I hate to admit it, but your LN’s illustrations are going to move more copies than the blurb on the back ever will.
So, let them do a good portion of your work for you. And in doing so, you’ll be adhering to the LN writing style.
You can eliminate overlong character descriptions by including an illustration of that character. There’s no need to describe every detail of their face when the reader can just flip back a few pages to see what they look like.
You should do your best to describe them in an interesting way, but don’t have to go the same lengths as a standard novel without illustrations.
Unless a certain important character doesn’t receive an illustration, that is. You only have so many after all.

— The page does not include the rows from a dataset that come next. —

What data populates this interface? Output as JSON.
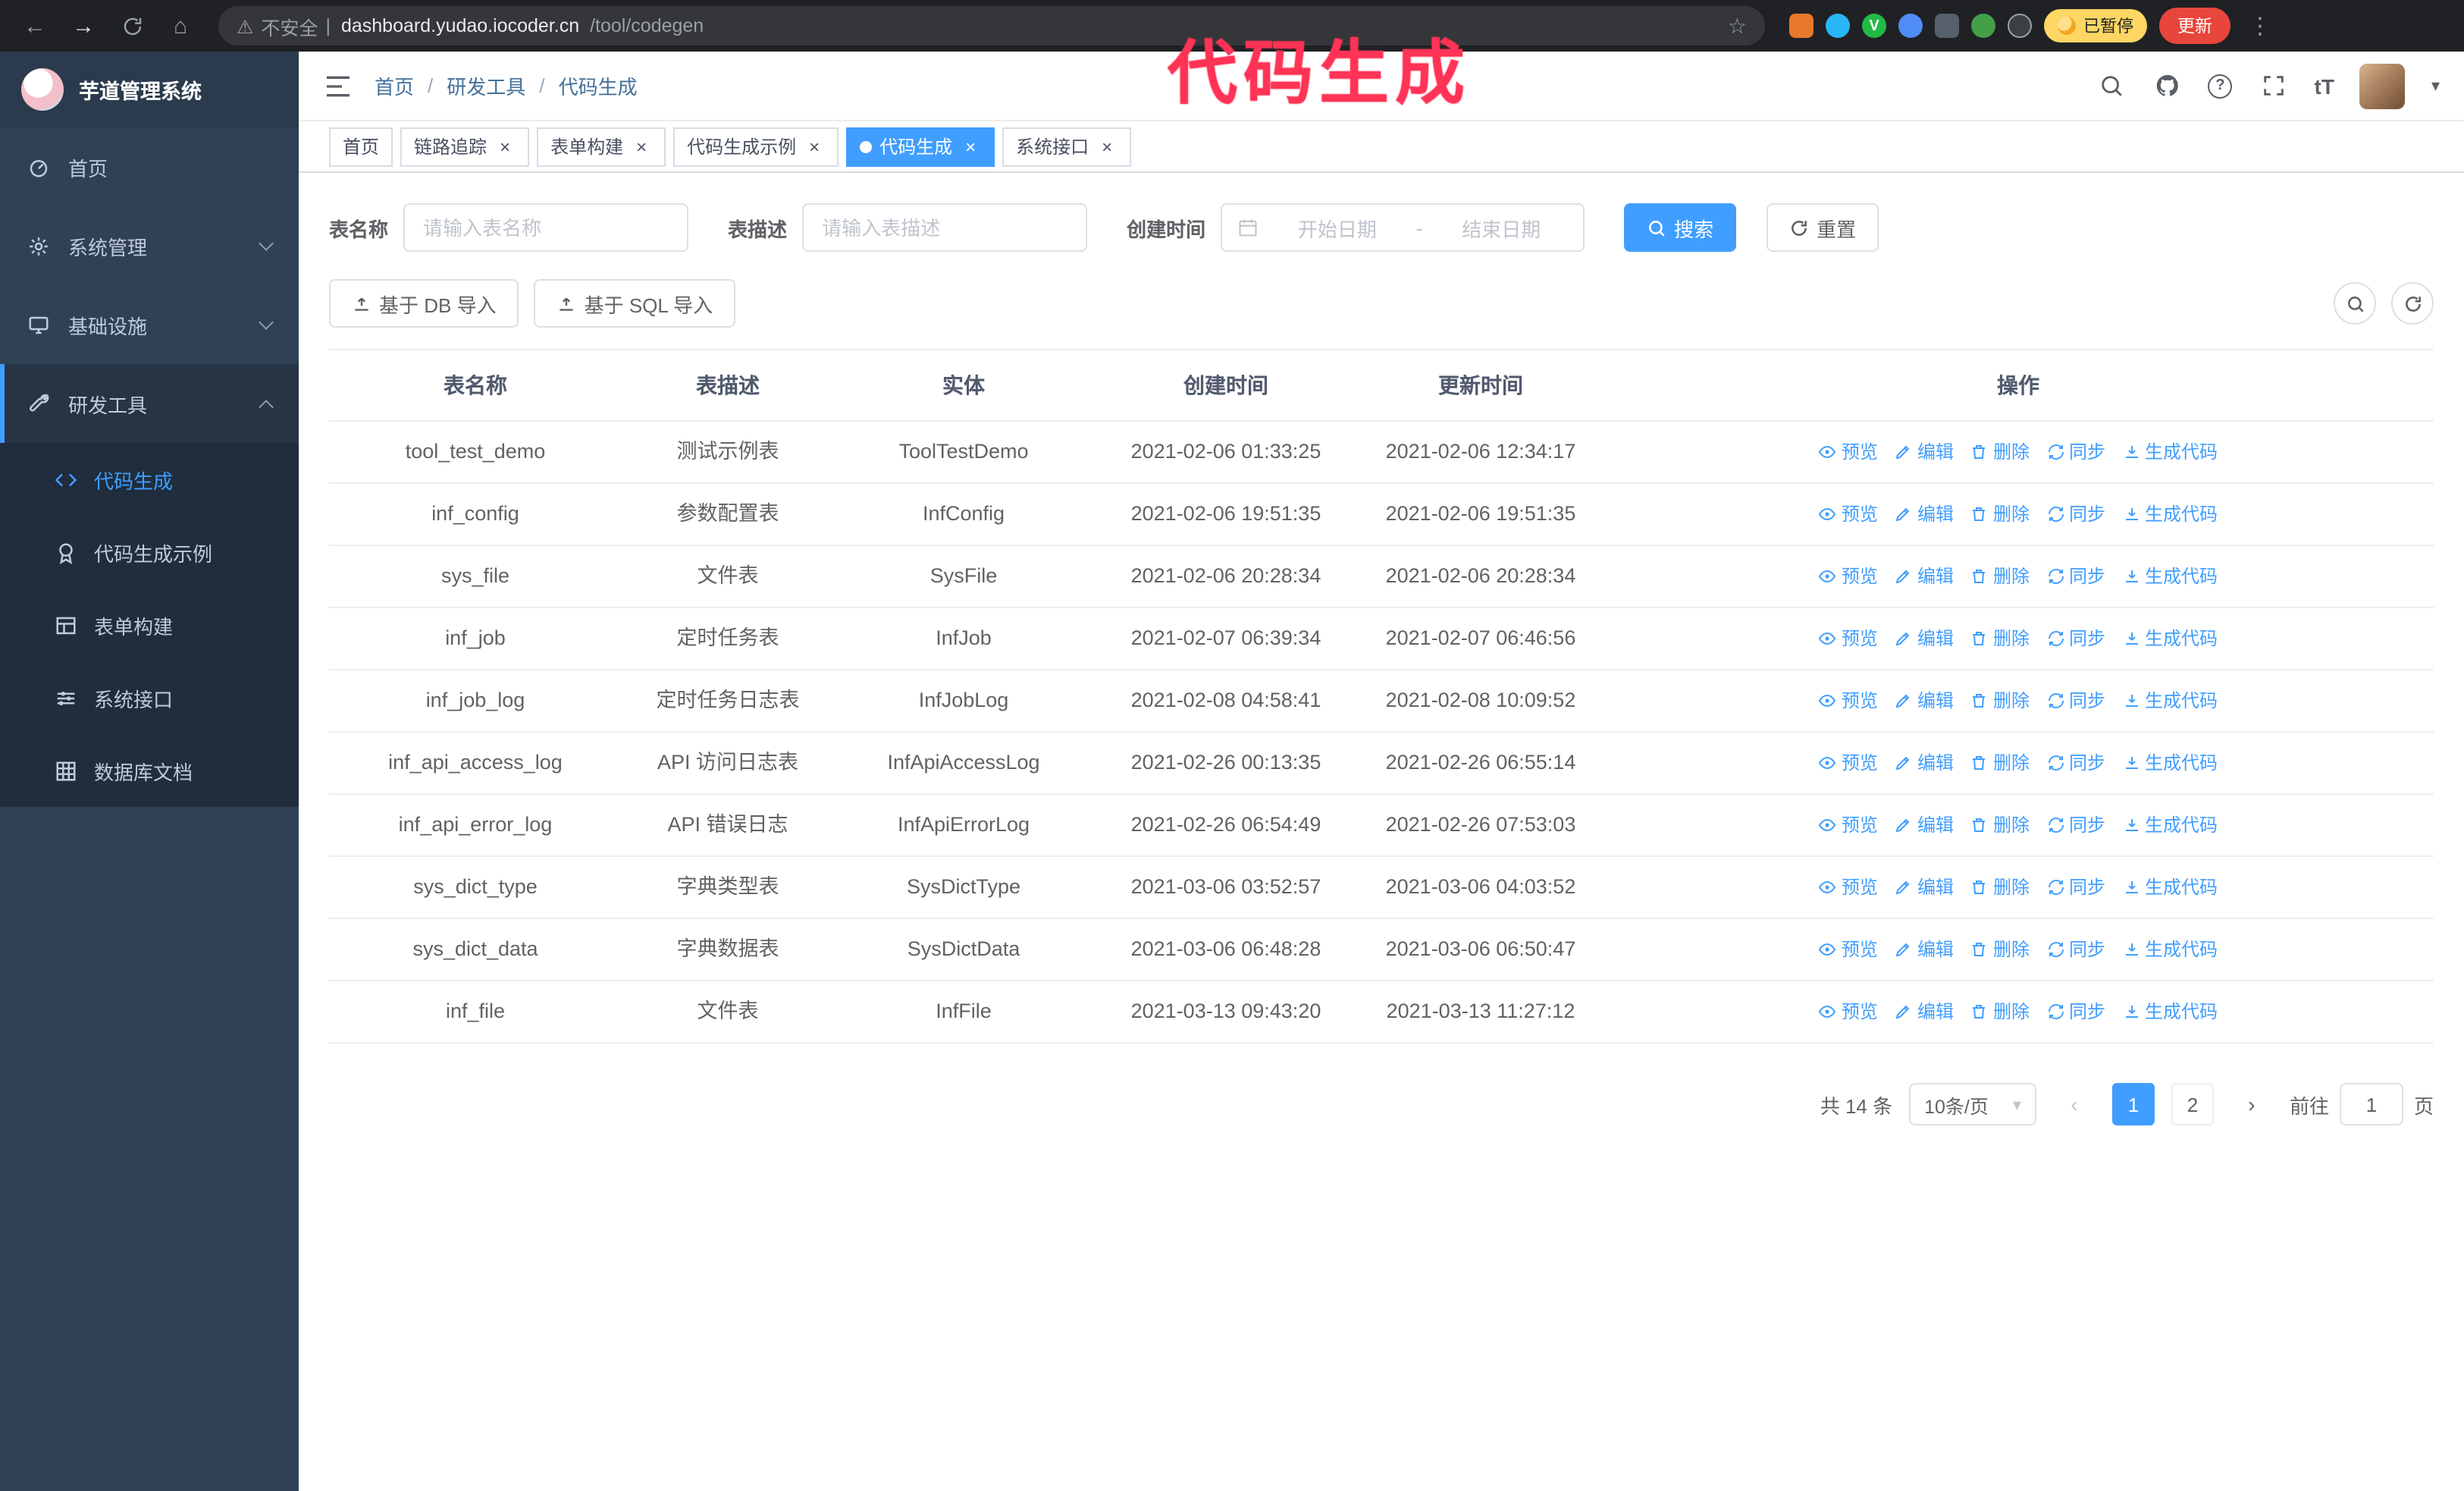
{
  "colors": {
    "primary": "#409eff",
    "sidebar_bg": "#304156",
    "submenu_bg": "#1f2d3d",
    "annotation_red": "#ff3355",
    "update_button_bg": "#e8453c",
    "paused_badge_bg": "#fdd663"
  },
  "icons": {
    "back": "←",
    "forward": "→",
    "home": "⌂",
    "star": "☆",
    "warning": "⚠",
    "divider": "|",
    "menu_dots": "⋮",
    "close": "×",
    "prev": "‹",
    "next": "›",
    "caret": "▾",
    "font_size": "tT",
    "help": "?",
    "check": "V"
  },
  "browser": {
    "security_text": "不安全",
    "url_domain": "dashboard.yudao.iocoder.cn",
    "url_path": "/tool/codegen",
    "paused_badge": "已暂停",
    "update_button": "更新"
  },
  "annotation": {
    "text": "代码生成"
  },
  "sidebar": {
    "logo_title": "芋道管理系统",
    "items": [
      {
        "label": "首页"
      },
      {
        "label": "系统管理"
      },
      {
        "label": "基础设施"
      },
      {
        "label": "研发工具"
      }
    ],
    "submenu": [
      {
        "label": "代码生成"
      },
      {
        "label": "代码生成示例"
      },
      {
        "label": "表单构建"
      },
      {
        "label": "系统接口"
      },
      {
        "label": "数据库文档"
      }
    ]
  },
  "breadcrumb": [
    "首页",
    "研发工具",
    "代码生成"
  ],
  "tabs": [
    {
      "label": "首页"
    },
    {
      "label": "链路追踪"
    },
    {
      "label": "表单构建"
    },
    {
      "label": "代码生成示例"
    },
    {
      "label": "代码生成"
    },
    {
      "label": "系统接口"
    }
  ],
  "search_form": {
    "table_name_label": "表名称",
    "table_name_placeholder": "请输入表名称",
    "table_desc_label": "表描述",
    "table_desc_placeholder": "请输入表描述",
    "create_time_label": "创建时间",
    "start_placeholder": "开始日期",
    "separator": "-",
    "end_placeholder": "结束日期",
    "search_button": "搜索",
    "reset_button": "重置"
  },
  "toolbar": {
    "import_db": "基于 DB 导入",
    "import_sql": "基于 SQL 导入"
  },
  "table": {
    "columns": [
      "表名称",
      "表描述",
      "实体",
      "创建时间",
      "更新时间",
      "操作"
    ],
    "actions": [
      "预览",
      "编辑",
      "删除",
      "同步",
      "生成代码"
    ],
    "rows": [
      {
        "name": "tool_test_demo",
        "desc": "测试示例表",
        "entity": "ToolTestDemo",
        "created": "2021-02-06 01:33:25",
        "updated": "2021-02-06 12:34:17"
      },
      {
        "name": "inf_config",
        "desc": "参数配置表",
        "entity": "InfConfig",
        "created": "2021-02-06 19:51:35",
        "updated": "2021-02-06 19:51:35"
      },
      {
        "name": "sys_file",
        "desc": "文件表",
        "entity": "SysFile",
        "created": "2021-02-06 20:28:34",
        "updated": "2021-02-06 20:28:34"
      },
      {
        "name": "inf_job",
        "desc": "定时任务表",
        "entity": "InfJob",
        "created": "2021-02-07 06:39:34",
        "updated": "2021-02-07 06:46:56"
      },
      {
        "name": "inf_job_log",
        "desc": "定时任务日志表",
        "entity": "InfJobLog",
        "created": "2021-02-08 04:58:41",
        "updated": "2021-02-08 10:09:52"
      },
      {
        "name": "inf_api_access_log",
        "desc": "API 访问日志表",
        "entity": "InfApiAccessLog",
        "created": "2021-02-26 00:13:35",
        "updated": "2021-02-26 06:55:14"
      },
      {
        "name": "inf_api_error_log",
        "desc": "API 错误日志",
        "entity": "InfApiErrorLog",
        "created": "2021-02-26 06:54:49",
        "updated": "2021-02-26 07:53:03"
      },
      {
        "name": "sys_dict_type",
        "desc": "字典类型表",
        "entity": "SysDictType",
        "created": "2021-03-06 03:52:57",
        "updated": "2021-03-06 04:03:52"
      },
      {
        "name": "sys_dict_data",
        "desc": "字典数据表",
        "entity": "SysDictData",
        "created": "2021-03-06 06:48:28",
        "updated": "2021-03-06 06:50:47"
      },
      {
        "name": "inf_file",
        "desc": "文件表",
        "entity": "InfFile",
        "created": "2021-03-13 09:43:20",
        "updated": "2021-03-13 11:27:12"
      }
    ]
  },
  "pagination": {
    "total": "共 14 条",
    "page_size": "10条/页",
    "pages": [
      "1",
      "2"
    ],
    "goto_label": "前往",
    "goto_value": "1",
    "goto_suffix": "页"
  }
}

In such cases, do your best to provide readers with a memorable description of that character, but don’t go too far lest your text start to feel ‘heavy’.
Furthermore, the majority of LNs only feature illustrations of its characters, but many also feature key scenes, weapon designs, or maps.
Don’t go so far as to commission the equivalent of an entire manga, but don’t be afraid to include illustrations you think will enhance your readers’ overall experience.
Also, putting a little extra work into the design (chapter headings, scene breaks, typesetting, etc.) will go a long way in capturing the eyes of potential readers.
In short, spare yourself the agony of a thousand more words and use an illustration instead. The key to writing in the LN style is knowing when to not write anything at all. If you can use an illustration to better illustrate your story, then do so.
You’ve Cracked the Code, So Get Cracking on Your Light Novel
The key to mastering the light novel writing style is in the name—light.
That’s the primary idea you need to have in mind while writing your LN.
If you’re able to keep each element ‘light’ in feeling, you’re sure to gain and maintain plenty of readers. If you deviate too much from what your target Audience expects, you’ll be catering to a different audience. One that doesn’t buy LNs.
So, keep the above tips in mind and read plenty of LNs to get a feel for what Otaku expect to find in your LN.
Your writing style may not appeal to every reader ever, but you can tailor it in a way that makes those numbers in your bank account go up instead of down for once…
You’ve got what you need, get cracking on your light novel!